The records:
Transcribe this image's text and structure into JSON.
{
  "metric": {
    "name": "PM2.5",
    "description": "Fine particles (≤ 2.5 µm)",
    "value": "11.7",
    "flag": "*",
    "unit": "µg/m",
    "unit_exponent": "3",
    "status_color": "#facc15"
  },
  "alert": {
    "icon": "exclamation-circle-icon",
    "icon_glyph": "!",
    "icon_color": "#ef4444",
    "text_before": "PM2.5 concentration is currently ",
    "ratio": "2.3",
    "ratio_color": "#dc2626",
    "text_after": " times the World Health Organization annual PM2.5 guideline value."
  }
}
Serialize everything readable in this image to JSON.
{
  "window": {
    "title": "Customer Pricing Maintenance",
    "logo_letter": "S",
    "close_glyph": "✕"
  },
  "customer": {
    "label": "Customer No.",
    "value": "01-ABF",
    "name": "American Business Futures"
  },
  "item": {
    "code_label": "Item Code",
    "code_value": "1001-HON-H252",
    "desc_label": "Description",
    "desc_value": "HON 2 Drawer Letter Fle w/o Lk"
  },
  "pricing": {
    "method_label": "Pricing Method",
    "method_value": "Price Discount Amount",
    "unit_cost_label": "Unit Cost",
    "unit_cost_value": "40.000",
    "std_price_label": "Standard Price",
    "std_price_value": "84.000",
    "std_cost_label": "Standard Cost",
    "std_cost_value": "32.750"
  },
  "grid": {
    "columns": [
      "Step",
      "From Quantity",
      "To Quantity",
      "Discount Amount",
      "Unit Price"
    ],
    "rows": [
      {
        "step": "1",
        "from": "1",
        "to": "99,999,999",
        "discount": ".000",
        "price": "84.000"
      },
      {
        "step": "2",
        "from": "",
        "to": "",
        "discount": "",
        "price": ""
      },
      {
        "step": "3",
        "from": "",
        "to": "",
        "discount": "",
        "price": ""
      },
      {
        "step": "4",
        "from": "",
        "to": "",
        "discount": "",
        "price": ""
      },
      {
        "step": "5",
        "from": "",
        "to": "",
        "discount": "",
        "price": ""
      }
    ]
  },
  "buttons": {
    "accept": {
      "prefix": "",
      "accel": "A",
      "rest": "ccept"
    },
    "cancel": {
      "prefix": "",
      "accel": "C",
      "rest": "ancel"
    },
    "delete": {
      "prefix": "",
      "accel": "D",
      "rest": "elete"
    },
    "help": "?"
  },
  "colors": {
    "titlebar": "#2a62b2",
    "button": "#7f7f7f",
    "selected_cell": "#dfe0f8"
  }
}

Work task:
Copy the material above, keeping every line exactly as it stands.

Exercise answer:
Transcribe this image's text and structure into JSON.
{
  "metric": {
    "name": "PM2.5",
    "description": "Fine particles (≤ 2.5 µm)",
    "value": "11.7",
    "flag": "*",
    "unit": "µg/m",
    "unit_exponent": "3",
    "status_color": "#facc15"
  },
  "alert": {
    "icon": "exclamation-circle-icon",
    "icon_glyph": "!",
    "icon_color": "#ef4444",
    "text_before": "PM2.5 concentration is currently ",
    "ratio": "2.3",
    "ratio_color": "#dc2626",
    "text_after": " times the World Health Organization annual PM2.5 guideline value."
  }
}
Serialize everything readable in this image to JSON.
{
  "window": {
    "title": "Customer Pricing Maintenance",
    "logo_letter": "S",
    "close_glyph": "✕"
  },
  "customer": {
    "label": "Customer No.",
    "value": "01-ABF",
    "name": "American Business Futures"
  },
  "item": {
    "code_label": "Item Code",
    "code_value": "1001-HON-H252",
    "desc_label": "Description",
    "desc_value": "HON 2 Drawer Letter Fle w/o Lk"
  },
  "pricing": {
    "method_label": "Pricing Method",
    "method_value": "Price Discount Amount",
    "unit_cost_label": "Unit Cost",
    "unit_cost_value": "40.000",
    "std_price_label": "Standard Price",
    "std_price_value": "84.000",
    "std_cost_label": "Standard Cost",
    "std_cost_value": "32.750"
  },
  "grid": {
    "columns": [
      "Step",
      "From Quantity",
      "To Quantity",
      "Discount Amount",
      "Unit Price"
    ],
    "rows": [
      {
        "step": "1",
        "from": "1",
        "to": "99,999,999",
        "discount": ".000",
        "price": "84.000"
      },
      {
        "step": "2",
        "from": "",
        "to": "",
        "discount": "",
        "price": ""
      },
      {
        "step": "3",
        "from": "",
        "to": "",
        "discount": "",
        "price": ""
      },
      {
        "step": "4",
        "from": "",
        "to": "",
        "discount": "",
        "price": ""
      },
      {
        "step": "5",
        "from": "",
        "to": "",
        "discount": "",
        "price": ""
      }
    ]
  },
  "buttons": {
    "accept": {
      "prefix": "",
      "accel": "A",
      "rest": "ccept"
    },
    "cancel": {
      "prefix": "",
      "accel": "C",
      "rest": "ancel"
    },
    "delete": {
      "prefix": "",
      "accel": "D",
      "rest": "elete"
    },
    "help": "?"
  },
  "colors": {
    "titlebar": "#2a62b2",
    "button": "#7f7f7f",
    "selected_cell": "#dfe0f8"
  }
}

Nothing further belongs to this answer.